Sara, the designer behind Amali Jewelry, is a lovely friend of mine. Her jewels are unique and so stunning. Read an interview with her below.
How and when did you get started creating jewelry?
While studying abroad in Chile, I became good friends with an artist who was selling his handmade jewelry on the street outside of the University. He made the most amazing pieces out of animal bones, teeth, seeds, and other natural elements he collected in the mountains. He taught me the basics of macramé and ignited my passion for jewelry.
When I finished my semester, I left to go backpacking trip through South America. To keep our expenses low, my friend and I made jewelry to trade for a bus ride or a night in a hotel. To this day, the most amazing meal I’ve ever had was on a beach in Northern Chile. We caught our own fish and traded a necklace for a handful of tomatoes and onions. We cut open an old tin can we found in the dunes and spread it open to use as a pan to sauté our catch. The fish was gritty with sand but I was happy as a peach knowing that all I had to do was make something with my own hands and I could feed myself.
After college, I worked as a community organizer with every intention of becoming a lawyer. When I wasn’t working, I was making jewelry. One day my boss sent me a quote that struck a cord with me: “Don't ask yourself what the world needs; ask yourself what makes you come alive and then go and do that. Because what the world needs is people who have come alive.” I quit the next day. It gave me permission to choose a different kind of life than I had imagined possible for myself.
Sometimes I sit myself down and sketch for a few days with the intention of designing a new collection. I will have a particular color scheme in mind, and then I go in search of the perfect stones. Other times, it happens more organically. I will pour my hoard of stones out on the table and let them inspire me to design around them.

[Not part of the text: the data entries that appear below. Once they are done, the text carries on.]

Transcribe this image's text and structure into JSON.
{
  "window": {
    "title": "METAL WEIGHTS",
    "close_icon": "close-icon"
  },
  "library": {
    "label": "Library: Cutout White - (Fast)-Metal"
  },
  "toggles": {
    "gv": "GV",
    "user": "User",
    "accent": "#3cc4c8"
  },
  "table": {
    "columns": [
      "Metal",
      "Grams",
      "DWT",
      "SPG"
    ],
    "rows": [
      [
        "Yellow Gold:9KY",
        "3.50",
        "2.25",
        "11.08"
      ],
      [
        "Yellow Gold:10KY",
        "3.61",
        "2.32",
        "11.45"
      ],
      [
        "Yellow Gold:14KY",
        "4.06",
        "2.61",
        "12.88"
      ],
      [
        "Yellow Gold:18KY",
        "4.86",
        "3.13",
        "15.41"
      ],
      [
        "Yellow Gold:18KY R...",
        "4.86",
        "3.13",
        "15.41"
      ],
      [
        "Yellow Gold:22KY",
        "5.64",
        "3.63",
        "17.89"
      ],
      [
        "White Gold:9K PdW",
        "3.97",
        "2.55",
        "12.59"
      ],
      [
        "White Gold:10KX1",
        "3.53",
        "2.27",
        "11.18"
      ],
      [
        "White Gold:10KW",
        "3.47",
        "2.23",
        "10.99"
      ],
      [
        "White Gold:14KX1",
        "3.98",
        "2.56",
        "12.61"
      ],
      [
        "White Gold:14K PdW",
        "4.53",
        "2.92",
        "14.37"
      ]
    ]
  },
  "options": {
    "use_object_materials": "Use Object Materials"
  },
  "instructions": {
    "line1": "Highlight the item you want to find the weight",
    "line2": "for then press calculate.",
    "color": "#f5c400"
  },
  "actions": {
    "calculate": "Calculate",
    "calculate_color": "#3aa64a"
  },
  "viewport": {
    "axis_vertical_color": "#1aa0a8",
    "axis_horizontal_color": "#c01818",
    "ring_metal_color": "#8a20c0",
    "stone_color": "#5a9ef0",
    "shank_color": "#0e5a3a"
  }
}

I am inspired to make pieces for the women who see jewelry no differently than the art she displays on the walls of her home. She appreciates beautiful things, but she’s not hungry for symbols of status and wealth.
When not designing, what do you like to do?
I grew up surrounded by cows and cornfields, so I try to get out of the city as much as I can to keep sane. I love to go on a long hike, or float down a river, but the company I keep is vastly more important than the activity at hand so as long as I’m with close friends and family, I can enjoy just about anything. I’m a big reader, and I love a good yoga class. Oh, and eating. This is my favorite activity.
Who are your favorite artists / designers?
I am really inspired by artists who see beauty where most people would never find it or even think to look. I love the work of El Anatsui. He makes large textured, woven installations with striking color combinations. Only when you get really close do you realize that he has woven together thousands of old bottle caps.